● Given data
***

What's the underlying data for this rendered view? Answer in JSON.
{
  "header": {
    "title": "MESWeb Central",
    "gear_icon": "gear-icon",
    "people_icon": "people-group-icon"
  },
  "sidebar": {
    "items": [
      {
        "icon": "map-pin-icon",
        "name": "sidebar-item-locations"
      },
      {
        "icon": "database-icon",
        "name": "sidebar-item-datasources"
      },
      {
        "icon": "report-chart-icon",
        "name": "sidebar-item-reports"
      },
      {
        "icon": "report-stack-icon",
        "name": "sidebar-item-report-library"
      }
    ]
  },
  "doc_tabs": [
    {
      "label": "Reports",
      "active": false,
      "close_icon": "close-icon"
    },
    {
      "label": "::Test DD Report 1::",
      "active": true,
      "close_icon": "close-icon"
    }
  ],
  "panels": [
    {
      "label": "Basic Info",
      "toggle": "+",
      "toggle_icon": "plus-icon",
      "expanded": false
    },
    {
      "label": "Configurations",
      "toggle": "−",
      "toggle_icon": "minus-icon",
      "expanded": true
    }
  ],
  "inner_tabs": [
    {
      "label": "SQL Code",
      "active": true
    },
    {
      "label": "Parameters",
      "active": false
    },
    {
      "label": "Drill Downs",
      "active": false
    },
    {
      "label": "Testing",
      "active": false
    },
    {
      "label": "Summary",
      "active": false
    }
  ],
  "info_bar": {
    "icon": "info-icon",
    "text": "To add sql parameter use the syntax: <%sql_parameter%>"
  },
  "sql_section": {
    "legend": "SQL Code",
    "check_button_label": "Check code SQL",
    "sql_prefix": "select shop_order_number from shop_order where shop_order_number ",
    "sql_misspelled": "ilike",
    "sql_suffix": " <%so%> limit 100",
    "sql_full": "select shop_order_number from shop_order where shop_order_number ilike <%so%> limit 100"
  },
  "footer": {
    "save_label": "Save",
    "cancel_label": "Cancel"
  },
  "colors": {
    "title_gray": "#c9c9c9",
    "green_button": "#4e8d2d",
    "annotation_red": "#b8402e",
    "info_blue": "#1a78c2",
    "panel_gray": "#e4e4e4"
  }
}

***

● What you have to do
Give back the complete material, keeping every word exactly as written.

● Result
What's the underlying data for this rendered view? Answer in JSON.
{
  "header": {
    "title": "MESWeb Central",
    "gear_icon": "gear-icon",
    "people_icon": "people-group-icon"
  },
  "sidebar": {
    "items": [
      {
        "icon": "map-pin-icon",
        "name": "sidebar-item-locations"
      },
      {
        "icon": "database-icon",
        "name": "sidebar-item-datasources"
      },
      {
        "icon": "report-chart-icon",
        "name": "sidebar-item-reports"
      },
      {
        "icon": "report-stack-icon",
        "name": "sidebar-item-report-library"
      }
    ]
  },
  "doc_tabs": [
    {
      "label": "Reports",
      "active": false,
      "close_icon": "close-icon"
    },
    {
      "label": "::Test DD Report 1::",
      "active": true,
      "close_icon": "close-icon"
    }
  ],
  "panels": [
    {
      "label": "Basic Info",
      "toggle": "+",
      "toggle_icon": "plus-icon",
      "expanded": false
    },
    {
      "label": "Configurations",
      "toggle": "−",
      "toggle_icon": "minus-icon",
      "expanded": true
    }
  ],
  "inner_tabs": [
    {
      "label": "SQL Code",
      "active": true
    },
    {
      "label": "Parameters",
      "active": false
    },
    {
      "label": "Drill Downs",
      "active": false
    },
    {
      "label": "Testing",
      "active": false
    },
    {
      "label": "Summary",
      "active": false
    }
  ],
  "info_bar": {
    "icon": "info-icon",
    "text": "To add sql parameter use the syntax: <%sql_parameter%>"
  },
  "sql_section": {
    "legend": "SQL Code",
    "check_button_label": "Check code SQL",
    "sql_prefix": "select shop_order_number from shop_order where shop_order_number ",
    "sql_misspelled": "ilike",
    "sql_suffix": " <%so%> limit 100",
    "sql_full": "select shop_order_number from shop_order where shop_order_number ilike <%so%> limit 100"
  },
  "footer": {
    "save_label": "Save",
    "cancel_label": "Cancel"
  },
  "colors": {
    "title_gray": "#c9c9c9",
    "green_button": "#4e8d2d",
    "annotation_red": "#b8402e",
    "info_blue": "#1a78c2",
    "panel_gray": "#e4e4e4"
  }
}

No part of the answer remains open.